- _WHAT TO DO_:
Reproduce the following data exactly, minus any images.

Content starts

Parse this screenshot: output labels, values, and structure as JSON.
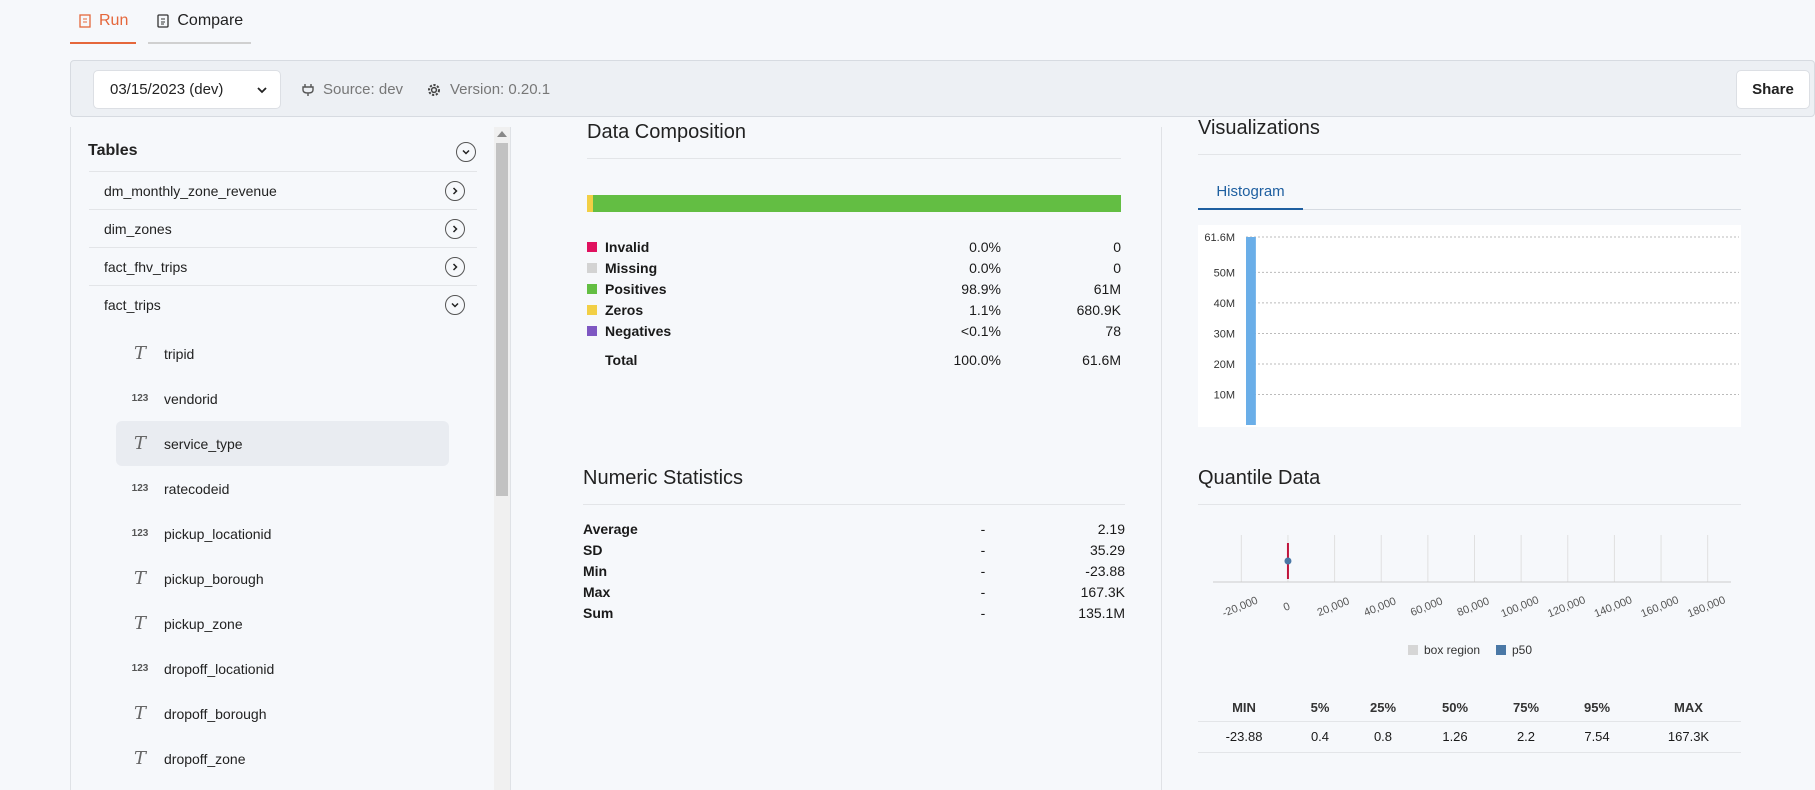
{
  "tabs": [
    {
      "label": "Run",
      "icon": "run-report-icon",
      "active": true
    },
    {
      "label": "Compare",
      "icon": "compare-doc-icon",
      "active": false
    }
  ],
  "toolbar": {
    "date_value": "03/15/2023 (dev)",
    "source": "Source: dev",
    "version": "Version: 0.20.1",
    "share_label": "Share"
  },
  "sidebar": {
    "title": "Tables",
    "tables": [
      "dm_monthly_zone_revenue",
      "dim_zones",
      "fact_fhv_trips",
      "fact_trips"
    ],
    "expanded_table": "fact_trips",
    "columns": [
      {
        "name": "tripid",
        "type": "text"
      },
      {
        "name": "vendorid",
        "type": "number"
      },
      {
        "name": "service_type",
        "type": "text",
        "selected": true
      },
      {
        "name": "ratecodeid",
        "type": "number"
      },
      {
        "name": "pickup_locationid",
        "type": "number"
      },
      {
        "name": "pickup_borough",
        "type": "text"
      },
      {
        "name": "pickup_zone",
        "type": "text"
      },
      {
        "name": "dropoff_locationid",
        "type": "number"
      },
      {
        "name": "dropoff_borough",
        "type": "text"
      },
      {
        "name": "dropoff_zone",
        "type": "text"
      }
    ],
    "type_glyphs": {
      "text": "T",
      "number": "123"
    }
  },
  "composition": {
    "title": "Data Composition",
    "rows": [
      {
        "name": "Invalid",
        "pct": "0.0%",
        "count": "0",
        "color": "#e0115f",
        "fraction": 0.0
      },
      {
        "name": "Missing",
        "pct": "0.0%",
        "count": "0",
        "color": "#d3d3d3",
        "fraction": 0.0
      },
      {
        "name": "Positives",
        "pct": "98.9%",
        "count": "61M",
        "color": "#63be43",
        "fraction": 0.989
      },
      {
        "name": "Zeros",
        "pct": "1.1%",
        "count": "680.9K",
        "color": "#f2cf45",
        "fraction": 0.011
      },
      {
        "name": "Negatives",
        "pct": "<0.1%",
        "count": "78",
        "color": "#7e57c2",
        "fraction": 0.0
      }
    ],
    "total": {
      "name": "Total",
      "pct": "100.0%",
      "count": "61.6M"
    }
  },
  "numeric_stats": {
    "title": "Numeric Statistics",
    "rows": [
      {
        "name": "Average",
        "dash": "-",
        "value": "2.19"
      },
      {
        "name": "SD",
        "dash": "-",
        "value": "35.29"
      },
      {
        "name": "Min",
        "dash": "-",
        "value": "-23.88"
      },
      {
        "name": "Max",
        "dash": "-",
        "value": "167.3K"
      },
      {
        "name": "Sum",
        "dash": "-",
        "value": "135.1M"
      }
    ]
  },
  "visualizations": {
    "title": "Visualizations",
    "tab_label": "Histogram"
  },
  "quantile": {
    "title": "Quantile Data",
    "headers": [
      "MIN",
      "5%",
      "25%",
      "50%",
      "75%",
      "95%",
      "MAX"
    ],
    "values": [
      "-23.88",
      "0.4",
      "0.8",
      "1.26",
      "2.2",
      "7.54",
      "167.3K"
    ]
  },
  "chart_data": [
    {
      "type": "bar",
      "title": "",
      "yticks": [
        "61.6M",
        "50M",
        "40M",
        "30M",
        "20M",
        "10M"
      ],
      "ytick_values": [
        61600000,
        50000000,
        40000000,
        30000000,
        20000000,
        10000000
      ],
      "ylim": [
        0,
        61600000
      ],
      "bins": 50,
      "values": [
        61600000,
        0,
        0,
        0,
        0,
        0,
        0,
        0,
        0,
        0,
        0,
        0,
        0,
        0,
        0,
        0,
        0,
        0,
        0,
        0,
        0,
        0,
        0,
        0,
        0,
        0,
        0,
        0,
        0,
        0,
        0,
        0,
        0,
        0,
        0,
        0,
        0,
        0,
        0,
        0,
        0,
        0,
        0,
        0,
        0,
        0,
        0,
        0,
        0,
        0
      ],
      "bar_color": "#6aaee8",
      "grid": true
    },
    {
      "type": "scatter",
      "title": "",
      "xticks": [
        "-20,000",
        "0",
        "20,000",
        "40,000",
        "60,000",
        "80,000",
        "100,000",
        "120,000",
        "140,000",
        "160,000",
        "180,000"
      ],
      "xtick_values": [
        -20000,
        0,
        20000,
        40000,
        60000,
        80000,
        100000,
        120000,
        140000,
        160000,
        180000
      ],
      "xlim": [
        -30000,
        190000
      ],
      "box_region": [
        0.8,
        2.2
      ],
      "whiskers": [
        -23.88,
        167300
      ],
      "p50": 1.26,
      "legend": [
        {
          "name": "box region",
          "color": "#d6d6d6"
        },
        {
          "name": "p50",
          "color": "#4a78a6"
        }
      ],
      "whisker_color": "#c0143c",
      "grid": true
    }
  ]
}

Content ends

- _YOUR SOLUTION_:
Parse this screenshot: output labels, values, and structure as JSON.
{
  "tabs": [
    {
      "label": "Run",
      "icon": "run-report-icon",
      "active": true
    },
    {
      "label": "Compare",
      "icon": "compare-doc-icon",
      "active": false
    }
  ],
  "toolbar": {
    "date_value": "03/15/2023 (dev)",
    "source": "Source: dev",
    "version": "Version: 0.20.1",
    "share_label": "Share"
  },
  "sidebar": {
    "title": "Tables",
    "tables": [
      "dm_monthly_zone_revenue",
      "dim_zones",
      "fact_fhv_trips",
      "fact_trips"
    ],
    "expanded_table": "fact_trips",
    "columns": [
      {
        "name": "tripid",
        "type": "text"
      },
      {
        "name": "vendorid",
        "type": "number"
      },
      {
        "name": "service_type",
        "type": "text",
        "selected": true
      },
      {
        "name": "ratecodeid",
        "type": "number"
      },
      {
        "name": "pickup_locationid",
        "type": "number"
      },
      {
        "name": "pickup_borough",
        "type": "text"
      },
      {
        "name": "pickup_zone",
        "type": "text"
      },
      {
        "name": "dropoff_locationid",
        "type": "number"
      },
      {
        "name": "dropoff_borough",
        "type": "text"
      },
      {
        "name": "dropoff_zone",
        "type": "text"
      }
    ],
    "type_glyphs": {
      "text": "T",
      "number": "123"
    }
  },
  "composition": {
    "title": "Data Composition",
    "rows": [
      {
        "name": "Invalid",
        "pct": "0.0%",
        "count": "0",
        "color": "#e0115f",
        "fraction": 0.0
      },
      {
        "name": "Missing",
        "pct": "0.0%",
        "count": "0",
        "color": "#d3d3d3",
        "fraction": 0.0
      },
      {
        "name": "Positives",
        "pct": "98.9%",
        "count": "61M",
        "color": "#63be43",
        "fraction": 0.989
      },
      {
        "name": "Zeros",
        "pct": "1.1%",
        "count": "680.9K",
        "color": "#f2cf45",
        "fraction": 0.011
      },
      {
        "name": "Negatives",
        "pct": "<0.1%",
        "count": "78",
        "color": "#7e57c2",
        "fraction": 0.0
      }
    ],
    "total": {
      "name": "Total",
      "pct": "100.0%",
      "count": "61.6M"
    }
  },
  "numeric_stats": {
    "title": "Numeric Statistics",
    "rows": [
      {
        "name": "Average",
        "dash": "-",
        "value": "2.19"
      },
      {
        "name": "SD",
        "dash": "-",
        "value": "35.29"
      },
      {
        "name": "Min",
        "dash": "-",
        "value": "-23.88"
      },
      {
        "name": "Max",
        "dash": "-",
        "value": "167.3K"
      },
      {
        "name": "Sum",
        "dash": "-",
        "value": "135.1M"
      }
    ]
  },
  "visualizations": {
    "title": "Visualizations",
    "tab_label": "Histogram"
  },
  "quantile": {
    "title": "Quantile Data",
    "headers": [
      "MIN",
      "5%",
      "25%",
      "50%",
      "75%",
      "95%",
      "MAX"
    ],
    "values": [
      "-23.88",
      "0.4",
      "0.8",
      "1.26",
      "2.2",
      "7.54",
      "167.3K"
    ]
  },
  "chart_data": [
    {
      "type": "bar",
      "title": "",
      "yticks": [
        "61.6M",
        "50M",
        "40M",
        "30M",
        "20M",
        "10M"
      ],
      "ytick_values": [
        61600000,
        50000000,
        40000000,
        30000000,
        20000000,
        10000000
      ],
      "ylim": [
        0,
        61600000
      ],
      "bins": 50,
      "values": [
        61600000,
        0,
        0,
        0,
        0,
        0,
        0,
        0,
        0,
        0,
        0,
        0,
        0,
        0,
        0,
        0,
        0,
        0,
        0,
        0,
        0,
        0,
        0,
        0,
        0,
        0,
        0,
        0,
        0,
        0,
        0,
        0,
        0,
        0,
        0,
        0,
        0,
        0,
        0,
        0,
        0,
        0,
        0,
        0,
        0,
        0,
        0,
        0,
        0,
        0
      ],
      "bar_color": "#6aaee8",
      "grid": true
    },
    {
      "type": "scatter",
      "title": "",
      "xticks": [
        "-20,000",
        "0",
        "20,000",
        "40,000",
        "60,000",
        "80,000",
        "100,000",
        "120,000",
        "140,000",
        "160,000",
        "180,000"
      ],
      "xtick_values": [
        -20000,
        0,
        20000,
        40000,
        60000,
        80000,
        100000,
        120000,
        140000,
        160000,
        180000
      ],
      "xlim": [
        -30000,
        190000
      ],
      "box_region": [
        0.8,
        2.2
      ],
      "whiskers": [
        -23.88,
        167300
      ],
      "p50": 1.26,
      "legend": [
        {
          "name": "box region",
          "color": "#d6d6d6"
        },
        {
          "name": "p50",
          "color": "#4a78a6"
        }
      ],
      "whisker_color": "#c0143c",
      "grid": true
    }
  ]
}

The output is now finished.